SIX times more assaults were recorded in Winchester Prison last year than five years ago, with prison reform campaigners declaring the situation a “national emergency”.

The rise in attacks on staff and prisoners, revealed in figures from the Ministry of Justice, shows the scale of the task faced by prison officers.

Of the 369 assaults recorded in 2017, 170 were on staff. Thirty-two assaults were defined as serious, a category which includes sexual assaults and those where victims required hospital in-patient treatment.

In 2012, 60 assaults were recorded, meaning a five-year increase of 515 per cent.

The numbers also reveal that 474 cases of self-harm were recorded in Winchester last year, compared to 151 in 2012.

Across prisons in England and Wales, nearly 30,000 assaults were recorded last year, more than double 2012. Self-harm also increased by 92 per cent over the same five-year period, with nearly 45,000 cases in 2017.

Frances Crook, chief executive of the Howard League for Penal Reform, said: “This shameful rise in violence and self-injury is the direct result of policy decisions to allow the number of people behind bars to grow unchecked while starving prisons of resources.

“This is a national emergency, and the government must respond boldly and urgently. Positive steps to reduce the prison population would save lives, protect staff, and prevent more people being swept into deeper currents of crime and despair.”

Justice secretary David Gauke said: “The levels of violence, suicide and self-harm in our prisons are far too high and we are taking urgent action.

“Assaults on our staff will never be tolerated. We are ensuring prison officers have the tools they need to do the job, rolling out body worn cameras, police-style handcuffs and restraints, and trialling PAVA incapacitant spray.”

In September the Chronicle photographed staff entering the jail with riot shields, though the MoJ denied a prisoner’s claims that control had been lost in three of the prison’s four wings. Inmates and their families painted a picture of chaos inside the prison.

, revealing attacks on staff and prisoners, extreme disorder and violence, the setting of fires and a jail with little or no constructive activity, a lack of staff and criminal damage to windows, TVs and furniture.

“Our recruitment drive is vital to ensuring prisons are safe, secure and decent so they can successfully rehabilitate offenders, and 90 per cent of our additional 3,111 prison officers are due to be on landings by the summer.

Two self-inflicted deaths were recorded in Winchester in 2017, a definition which includes suicides and accidental deaths through self-harm.

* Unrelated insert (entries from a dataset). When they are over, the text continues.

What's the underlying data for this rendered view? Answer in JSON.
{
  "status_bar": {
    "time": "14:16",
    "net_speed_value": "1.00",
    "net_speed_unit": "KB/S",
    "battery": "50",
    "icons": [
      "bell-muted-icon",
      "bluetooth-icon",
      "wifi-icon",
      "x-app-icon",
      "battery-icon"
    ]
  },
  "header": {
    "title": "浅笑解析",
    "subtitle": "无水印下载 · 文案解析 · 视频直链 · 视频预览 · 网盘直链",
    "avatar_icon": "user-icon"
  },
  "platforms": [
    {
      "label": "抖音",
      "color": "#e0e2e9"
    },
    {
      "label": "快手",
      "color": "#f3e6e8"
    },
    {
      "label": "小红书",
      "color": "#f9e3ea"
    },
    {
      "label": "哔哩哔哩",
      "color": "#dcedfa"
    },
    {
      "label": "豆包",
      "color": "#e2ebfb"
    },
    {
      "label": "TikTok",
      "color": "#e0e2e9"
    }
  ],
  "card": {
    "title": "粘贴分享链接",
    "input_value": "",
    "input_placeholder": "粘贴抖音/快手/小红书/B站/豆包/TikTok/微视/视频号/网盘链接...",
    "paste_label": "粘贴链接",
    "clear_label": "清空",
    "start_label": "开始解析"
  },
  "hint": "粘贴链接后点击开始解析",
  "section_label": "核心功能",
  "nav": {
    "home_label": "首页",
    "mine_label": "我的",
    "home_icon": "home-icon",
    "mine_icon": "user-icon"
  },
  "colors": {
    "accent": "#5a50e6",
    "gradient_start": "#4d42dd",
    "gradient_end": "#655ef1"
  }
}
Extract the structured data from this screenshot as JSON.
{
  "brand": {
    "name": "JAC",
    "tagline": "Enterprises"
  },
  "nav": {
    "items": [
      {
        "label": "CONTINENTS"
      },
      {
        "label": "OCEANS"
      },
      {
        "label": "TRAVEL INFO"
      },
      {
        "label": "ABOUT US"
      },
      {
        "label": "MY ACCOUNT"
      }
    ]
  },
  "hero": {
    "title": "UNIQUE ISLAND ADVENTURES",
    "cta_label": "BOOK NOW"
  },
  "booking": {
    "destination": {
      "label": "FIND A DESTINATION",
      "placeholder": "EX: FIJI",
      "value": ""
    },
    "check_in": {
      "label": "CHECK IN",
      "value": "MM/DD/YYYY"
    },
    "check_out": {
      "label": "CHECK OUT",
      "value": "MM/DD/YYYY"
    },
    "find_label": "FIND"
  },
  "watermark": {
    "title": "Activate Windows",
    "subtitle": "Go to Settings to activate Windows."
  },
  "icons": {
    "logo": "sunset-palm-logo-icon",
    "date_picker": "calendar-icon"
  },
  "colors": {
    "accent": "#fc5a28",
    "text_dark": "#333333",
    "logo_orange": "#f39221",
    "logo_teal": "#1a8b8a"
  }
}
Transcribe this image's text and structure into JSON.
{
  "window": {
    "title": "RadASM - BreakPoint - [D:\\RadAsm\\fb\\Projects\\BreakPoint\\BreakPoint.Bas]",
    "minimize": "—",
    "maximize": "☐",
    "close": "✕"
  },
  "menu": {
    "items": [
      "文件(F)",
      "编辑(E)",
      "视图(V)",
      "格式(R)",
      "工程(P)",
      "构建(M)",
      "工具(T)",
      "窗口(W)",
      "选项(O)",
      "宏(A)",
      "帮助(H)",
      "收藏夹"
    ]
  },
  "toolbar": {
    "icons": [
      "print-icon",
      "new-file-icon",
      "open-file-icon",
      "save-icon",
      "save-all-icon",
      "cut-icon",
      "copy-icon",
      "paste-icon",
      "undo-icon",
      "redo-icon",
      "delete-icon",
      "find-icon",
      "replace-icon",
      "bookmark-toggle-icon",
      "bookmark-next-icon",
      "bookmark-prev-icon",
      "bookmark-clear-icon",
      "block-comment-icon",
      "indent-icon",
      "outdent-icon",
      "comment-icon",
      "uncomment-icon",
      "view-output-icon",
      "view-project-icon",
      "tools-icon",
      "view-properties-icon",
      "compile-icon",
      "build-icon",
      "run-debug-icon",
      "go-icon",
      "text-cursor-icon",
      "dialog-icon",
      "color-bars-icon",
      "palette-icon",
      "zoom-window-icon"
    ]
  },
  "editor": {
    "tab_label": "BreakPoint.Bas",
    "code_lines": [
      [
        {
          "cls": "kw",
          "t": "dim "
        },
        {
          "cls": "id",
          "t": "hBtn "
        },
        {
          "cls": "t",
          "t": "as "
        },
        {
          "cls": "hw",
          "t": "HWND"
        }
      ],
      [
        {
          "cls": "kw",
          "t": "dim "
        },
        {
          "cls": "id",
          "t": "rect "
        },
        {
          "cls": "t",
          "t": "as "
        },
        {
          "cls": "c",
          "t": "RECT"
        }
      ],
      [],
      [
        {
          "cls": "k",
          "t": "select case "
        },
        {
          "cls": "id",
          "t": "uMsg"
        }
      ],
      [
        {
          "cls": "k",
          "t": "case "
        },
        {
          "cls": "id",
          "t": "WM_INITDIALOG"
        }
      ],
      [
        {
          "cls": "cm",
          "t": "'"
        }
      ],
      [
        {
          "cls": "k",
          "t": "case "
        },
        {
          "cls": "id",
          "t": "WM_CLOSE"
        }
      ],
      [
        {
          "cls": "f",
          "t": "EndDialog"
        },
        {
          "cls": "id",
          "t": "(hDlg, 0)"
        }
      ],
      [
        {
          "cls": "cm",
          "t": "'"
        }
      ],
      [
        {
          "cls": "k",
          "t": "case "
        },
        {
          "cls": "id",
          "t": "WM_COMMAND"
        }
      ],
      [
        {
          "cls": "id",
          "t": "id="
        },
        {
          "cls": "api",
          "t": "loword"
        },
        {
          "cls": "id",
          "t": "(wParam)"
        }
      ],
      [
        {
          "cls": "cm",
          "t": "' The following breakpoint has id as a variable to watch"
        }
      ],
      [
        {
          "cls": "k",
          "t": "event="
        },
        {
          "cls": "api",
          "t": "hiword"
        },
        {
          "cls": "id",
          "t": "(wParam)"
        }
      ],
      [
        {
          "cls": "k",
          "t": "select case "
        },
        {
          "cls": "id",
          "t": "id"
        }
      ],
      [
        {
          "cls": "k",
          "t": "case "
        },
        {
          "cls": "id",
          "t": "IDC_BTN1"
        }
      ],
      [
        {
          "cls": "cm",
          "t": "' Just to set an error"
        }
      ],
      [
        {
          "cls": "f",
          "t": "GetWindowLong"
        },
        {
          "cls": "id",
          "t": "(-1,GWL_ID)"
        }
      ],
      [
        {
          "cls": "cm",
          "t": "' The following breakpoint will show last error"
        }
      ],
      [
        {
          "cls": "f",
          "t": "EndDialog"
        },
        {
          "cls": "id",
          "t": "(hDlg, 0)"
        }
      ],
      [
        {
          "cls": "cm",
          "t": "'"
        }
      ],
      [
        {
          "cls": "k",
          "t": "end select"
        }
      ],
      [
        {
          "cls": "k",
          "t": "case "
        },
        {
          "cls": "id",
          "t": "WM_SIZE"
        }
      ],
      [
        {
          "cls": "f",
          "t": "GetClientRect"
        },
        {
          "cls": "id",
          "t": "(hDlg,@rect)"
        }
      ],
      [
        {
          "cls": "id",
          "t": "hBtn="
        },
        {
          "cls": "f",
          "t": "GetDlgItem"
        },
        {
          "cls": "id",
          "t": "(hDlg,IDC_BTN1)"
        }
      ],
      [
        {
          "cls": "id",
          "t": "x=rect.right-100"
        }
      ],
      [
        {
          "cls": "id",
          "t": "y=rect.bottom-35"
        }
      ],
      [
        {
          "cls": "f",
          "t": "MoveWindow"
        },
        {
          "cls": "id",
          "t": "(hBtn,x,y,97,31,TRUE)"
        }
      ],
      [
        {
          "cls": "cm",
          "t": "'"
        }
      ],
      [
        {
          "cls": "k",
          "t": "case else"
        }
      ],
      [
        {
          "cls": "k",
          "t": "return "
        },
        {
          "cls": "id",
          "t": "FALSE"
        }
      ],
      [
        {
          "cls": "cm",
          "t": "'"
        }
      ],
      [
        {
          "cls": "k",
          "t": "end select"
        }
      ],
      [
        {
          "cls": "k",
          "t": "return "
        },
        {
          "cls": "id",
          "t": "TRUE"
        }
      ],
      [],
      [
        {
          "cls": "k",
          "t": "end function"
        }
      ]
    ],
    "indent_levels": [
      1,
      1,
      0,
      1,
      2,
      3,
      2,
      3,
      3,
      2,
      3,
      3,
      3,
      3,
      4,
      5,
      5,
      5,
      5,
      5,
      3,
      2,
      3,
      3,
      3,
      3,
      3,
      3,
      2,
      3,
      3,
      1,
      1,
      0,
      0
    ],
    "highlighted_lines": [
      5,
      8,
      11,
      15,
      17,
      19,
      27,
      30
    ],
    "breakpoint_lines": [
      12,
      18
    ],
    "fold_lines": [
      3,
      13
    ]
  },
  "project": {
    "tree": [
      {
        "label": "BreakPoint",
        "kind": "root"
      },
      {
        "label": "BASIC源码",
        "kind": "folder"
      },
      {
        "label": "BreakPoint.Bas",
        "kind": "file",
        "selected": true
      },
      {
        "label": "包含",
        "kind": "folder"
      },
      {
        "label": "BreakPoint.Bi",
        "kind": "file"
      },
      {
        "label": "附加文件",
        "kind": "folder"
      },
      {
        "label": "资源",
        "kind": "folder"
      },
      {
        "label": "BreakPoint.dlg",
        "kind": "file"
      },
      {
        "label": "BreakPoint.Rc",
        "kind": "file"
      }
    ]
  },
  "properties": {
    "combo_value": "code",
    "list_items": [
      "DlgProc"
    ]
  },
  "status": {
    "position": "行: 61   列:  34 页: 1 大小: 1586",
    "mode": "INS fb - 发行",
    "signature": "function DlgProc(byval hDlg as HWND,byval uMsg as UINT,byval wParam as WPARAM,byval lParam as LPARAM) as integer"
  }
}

A report released in December 2017 said the prison was “on the verge of a major breakdown”. The Independent Monitoring Board report for the year ending May 31 said that four deaths were linked to ineffective management of care.

Panel if needed

Winchester Prison is deemed to be “complex” as it has both B and C category prisoners, with those on remand, sentenced (including some serving a life sentence) or awaiting sentence, about 45 young offenders and a wing of vulnerable prisoners, most of them sex offenders.

The prison has over 23,000 annual arrivals and departures with a prisoner population of about 690.

Although it holds the correct number for its certification, the IMB believe that the Victorian cells are too small for the double occupancy that many are used for.